New Emergency Loan Funds for Black Businesses

A day before the U.S. House passed the HEROES Act, the Joint Center hosted an online briefing on fair and equal access to capital for Black businesses through stimulus legislation. The briefing addressed structural inequities faced by Black businesses and explored how future stimulus proposals can best help Black businesses thrive in the post-COVID-19 economy.

Panelists included:

U.S. Black Chambers President & CEO Ron Busby

Association for Enterprise Opportunity President & CEO Connie Evans

Former SBA Deputy Administrator Marie Johns

TV One Chairman and CEO & Radio One President Alfred Liggins

Opportunity Finance Network President & CEO Lisa Mensah

Within a few weeks, the U.S. Treasury Department and the Federal Reserve will roll out the Main Street Lending Program. According to Propublica, economists and experts across the political spectrum are concerned the $500,000 minimum loan amount makes the Main Street Lending Program inaccessible to small businesses and that companies won’t seek out loans if they aren’t sure they can pay back the loans.

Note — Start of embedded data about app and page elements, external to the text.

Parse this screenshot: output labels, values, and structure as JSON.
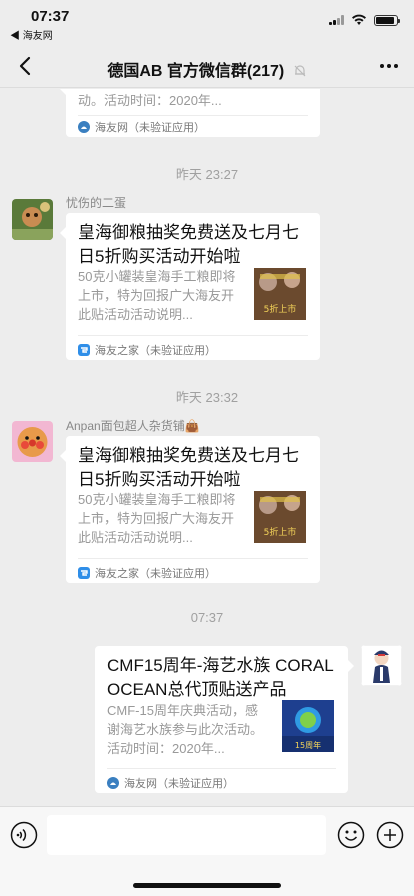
{
  "status_bar": {
    "time": "07:37",
    "back_app": "◀ 海友网",
    "battery_level": 0.9
  },
  "nav": {
    "title": "德国AB 官方微信群(217)"
  },
  "messages": [
    {
      "desc_partial": "动。活动时间：2020年...",
      "source": "海友网（未验证应用）"
    },
    {
      "timestamp": "昨天 23:27",
      "sender": "忧伤的二蛋",
      "title": "皇海御粮抽奖免费送及七月七日5折购买活动开始啦",
      "desc": "50克小罐装皇海手工粮即将上市，特为回报广大海友开此贴活动活动说明...",
      "source": "海友之家（未验证应用）",
      "thumb_text": "5折上市"
    },
    {
      "timestamp": "昨天 23:32",
      "sender": "Anpan面包超人杂货铺👜",
      "title": "皇海御粮抽奖免费送及七月七日5折购买活动开始啦",
      "desc": "50克小罐装皇海手工粮即将上市，特为回报广大海友开此贴活动活动说明...",
      "source": "海友之家（未验证应用）",
      "thumb_text": "5折上市"
    },
    {
      "timestamp": "07:37",
      "title": "CMF15周年-海艺水族 CORAL OCEAN总代顶贴送产品",
      "desc": "CMF-15周年庆典活动，感谢海艺水族参与此次活动。活动时间：2020年...",
      "source": "海友网（未验证应用）",
      "thumb_text": "15周年"
    }
  ],
  "colors": {
    "background": "#ededed",
    "bubble": "#ffffff",
    "meta_text": "#a0a0a0",
    "source_blue": "#2f8ee8"
  }
}
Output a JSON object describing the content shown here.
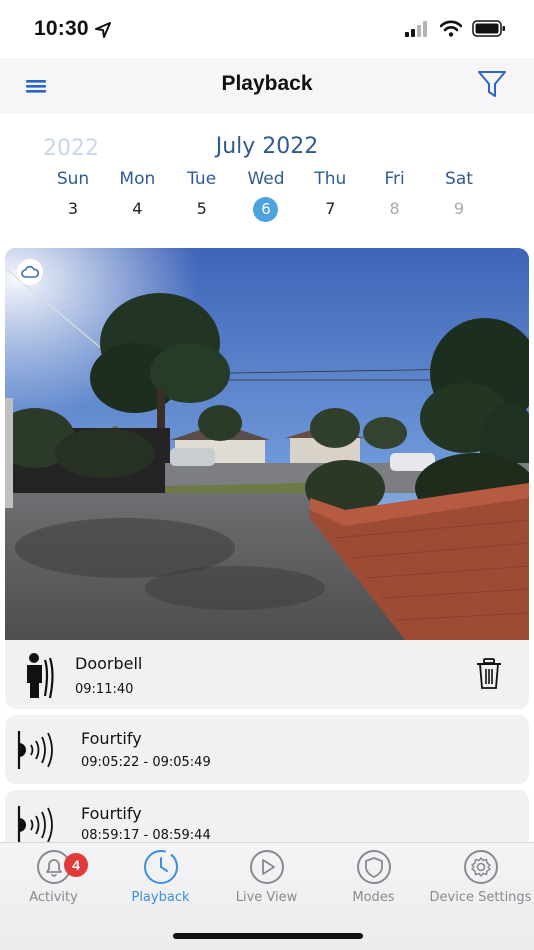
{
  "status_bar": {
    "time": "10:30"
  },
  "header": {
    "title": "Playback"
  },
  "calendar": {
    "prev_year": "2022",
    "month_year": "July 2022",
    "weekdays": [
      "Sun",
      "Mon",
      "Tue",
      "Wed",
      "Thu",
      "Fri",
      "Sat"
    ],
    "days": [
      "3",
      "4",
      "5",
      "6",
      "7",
      "8",
      "9"
    ],
    "selected_day": "6",
    "disabled_days": [
      "8",
      "9"
    ]
  },
  "events": [
    {
      "title": "Doorbell",
      "time": "09:11:40",
      "icon": "person-doorbell-icon",
      "cloud": true
    },
    {
      "title": "Fourtify",
      "time": "09:05:22 - 09:05:49",
      "icon": "motion-sensor-icon"
    },
    {
      "title": "Fourtify",
      "time": "08:59:17 - 08:59:44",
      "icon": "motion-sensor-icon"
    }
  ],
  "tabs": [
    {
      "label": "Activity",
      "icon": "bell-icon",
      "badge": "4",
      "active": false
    },
    {
      "label": "Playback",
      "icon": "clock-icon",
      "active": true
    },
    {
      "label": "Live View",
      "icon": "play-icon",
      "active": false
    },
    {
      "label": "Modes",
      "icon": "shield-icon",
      "active": false
    },
    {
      "label": "Device Settings",
      "icon": "gear-icon",
      "active": false
    }
  ],
  "colors": {
    "accent": "#3d8ee0",
    "calendar_text": "#2f5b8f",
    "selected_day": "#4da3e0",
    "badge": "#e23a3a"
  }
}
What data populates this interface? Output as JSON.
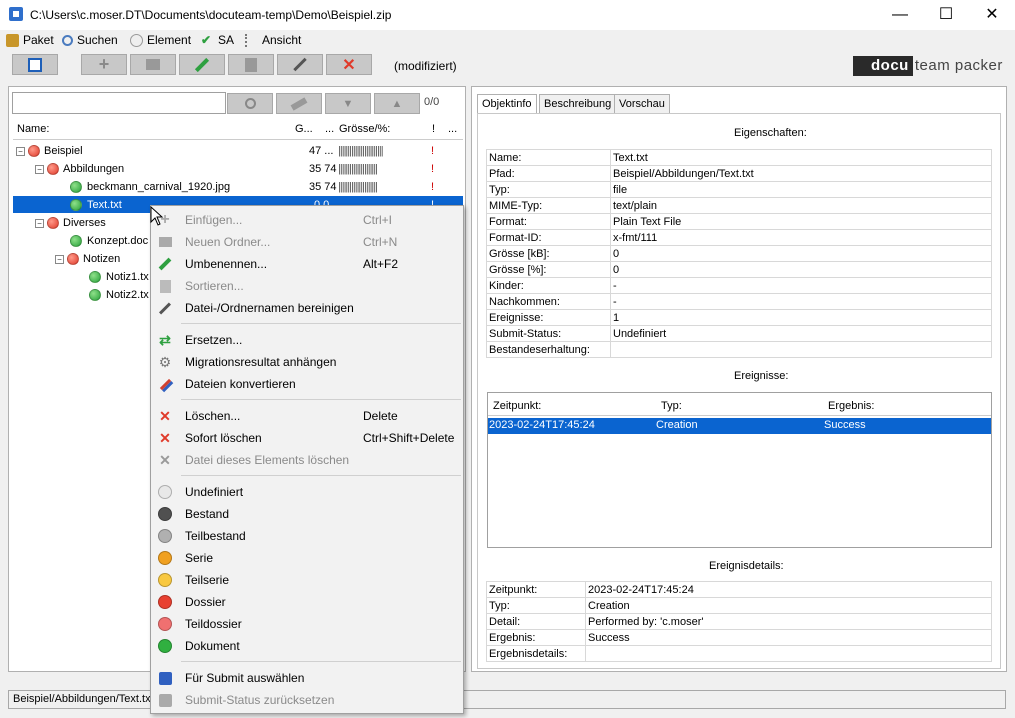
{
  "window": {
    "title": "C:\\Users\\c.moser.DT\\Documents\\docuteam-temp\\Demo\\Beispiel.zip",
    "minimize": "—",
    "maximize": "☐",
    "close": "✕"
  },
  "menu": [
    "Paket",
    "Suchen",
    "Element",
    "SA",
    "Ansicht"
  ],
  "toolbar": {
    "status": "(modifiziert)",
    "logo_dark": "docu",
    "logo_light": "team packer"
  },
  "search": {
    "counter": "0/0"
  },
  "tree": {
    "headers": [
      "Name:",
      "G...",
      "...",
      "Grösse/%:",
      "!",
      "..."
    ],
    "rows": [
      {
        "name": "Beispiel",
        "g": "47 ...",
        "bars": "||||||||||||||||||||||||",
        "flag": "!"
      },
      {
        "name": "Abbildungen",
        "g": "35 74",
        "bars": "|||||||||||||||||||||",
        "flag": "!"
      },
      {
        "name": "beckmann_carnival_1920.jpg",
        "g": "35 74",
        "bars": "|||||||||||||||||||||",
        "flag": "!"
      },
      {
        "name": "Text.txt",
        "g": "0  0",
        "bars": "",
        "flag": "!"
      },
      {
        "name": "Diverses",
        "g": "",
        "bars": "",
        "flag": ""
      },
      {
        "name": "Konzept.doc",
        "g": "",
        "bars": "",
        "flag": ""
      },
      {
        "name": "Notizen",
        "g": "",
        "bars": "",
        "flag": ""
      },
      {
        "name": "Notiz1.tx",
        "g": "",
        "bars": "",
        "flag": ""
      },
      {
        "name": "Notiz2.tx",
        "g": "",
        "bars": "",
        "flag": ""
      }
    ]
  },
  "tabs": [
    "Objektinfo",
    "Beschreibung",
    "Vorschau"
  ],
  "properties": {
    "title": "Eigenschaften:",
    "rows": [
      [
        "Name:",
        "Text.txt"
      ],
      [
        "Pfad:",
        "Beispiel/Abbildungen/Text.txt"
      ],
      [
        "Typ:",
        "file"
      ],
      [
        "MIME-Typ:",
        "text/plain"
      ],
      [
        "Format:",
        "Plain Text File"
      ],
      [
        "Format-ID:",
        "x-fmt/111"
      ],
      [
        "Grösse [kB]:",
        "0"
      ],
      [
        "Grösse [%]:",
        "0"
      ],
      [
        "Kinder:",
        "-"
      ],
      [
        "Nachkommen:",
        "-"
      ],
      [
        "Ereignisse:",
        "1"
      ],
      [
        "Submit-Status:",
        "Undefiniert"
      ],
      [
        "Bestandeserhaltung:",
        ""
      ]
    ]
  },
  "events": {
    "title": "Ereignisse:",
    "headers": [
      "Zeitpunkt:",
      "Typ:",
      "Ergebnis:"
    ],
    "row": [
      "2023-02-24T17:45:24",
      "Creation",
      "Success"
    ]
  },
  "event_details": {
    "title": "Ereignisdetails:",
    "rows": [
      [
        "Zeitpunkt:",
        "2023-02-24T17:45:24"
      ],
      [
        "Typ:",
        "Creation"
      ],
      [
        "Detail:",
        "Performed by: 'c.moser'"
      ],
      [
        "Ergebnis:",
        "Success"
      ],
      [
        "Ergebnisdetails:",
        ""
      ]
    ]
  },
  "statusbar": "Beispiel/Abbildungen/Text.txt",
  "context_menu": [
    {
      "label": "Einfügen...",
      "shortcut": "Ctrl+I",
      "disabled": true
    },
    {
      "label": "Neuen Ordner...",
      "shortcut": "Ctrl+N",
      "disabled": true
    },
    {
      "label": "Umbenennen...",
      "shortcut": "Alt+F2",
      "disabled": false
    },
    {
      "label": "Sortieren...",
      "shortcut": "",
      "disabled": true
    },
    {
      "label": "Datei-/Ordnernamen bereinigen",
      "shortcut": "",
      "disabled": false
    },
    {
      "label": "Ersetzen...",
      "shortcut": "",
      "disabled": false
    },
    {
      "label": "Migrationsresultat anhängen",
      "shortcut": "",
      "disabled": false
    },
    {
      "label": "Dateien konvertieren",
      "shortcut": "",
      "disabled": false
    },
    {
      "label": "Löschen...",
      "shortcut": "Delete",
      "disabled": false
    },
    {
      "label": "Sofort löschen",
      "shortcut": "Ctrl+Shift+Delete",
      "disabled": false
    },
    {
      "label": "Datei dieses Elements löschen",
      "shortcut": "",
      "disabled": true
    },
    {
      "label": "Undefiniert",
      "shortcut": "",
      "disabled": false,
      "color": "#e8e8e8"
    },
    {
      "label": "Bestand",
      "shortcut": "",
      "disabled": false,
      "color": "#505050"
    },
    {
      "label": "Teilbestand",
      "shortcut": "",
      "disabled": false,
      "color": "#b0b0b0"
    },
    {
      "label": "Serie",
      "shortcut": "",
      "disabled": false,
      "color": "#f0a020"
    },
    {
      "label": "Teilserie",
      "shortcut": "",
      "disabled": false,
      "color": "#f8c840"
    },
    {
      "label": "Dossier",
      "shortcut": "",
      "disabled": false,
      "color": "#e84030"
    },
    {
      "label": "Teildossier",
      "shortcut": "",
      "disabled": false,
      "color": "#f07070"
    },
    {
      "label": "Dokument",
      "shortcut": "",
      "disabled": false,
      "color": "#30b040"
    },
    {
      "label": "Für Submit auswählen",
      "shortcut": "",
      "disabled": false
    },
    {
      "label": "Submit-Status zurücksetzen",
      "shortcut": "",
      "disabled": true
    }
  ]
}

Senators Cory Booker (D-NJ) and Ben Cardin (D-MD) released a proposal to further prevent Black business owners from falling through the cracks when trying to access COVID-19 emergency loan funds. Their Equity in COVID-19 Recovery Act of 2020 would require daily and weekly reporting of relief dollars approved and disbursed through the Paycheck Protection Program (PPP) and the Emergency Economic Injury Disaster Loan (EIDL) Grants Program. The proposal also calls for $10 billion to be set aside for Community Development Financial Institutions (CDFIs) and Minority Depository Institutions (MDIs) to support loans to underserved small businesses.

The Small Business Administration (SBA) currently tracks the loans disbursed for round two of the Paycheck Protection Program daily. As of May 16, $195 billion in loans had been distributed (of the original $310 billion allocated in round two) and the average loan size was $70,622.

For more on Congress and the COVID-19 stimulus this week, see the National Urban League’s Washington Bureau Insider.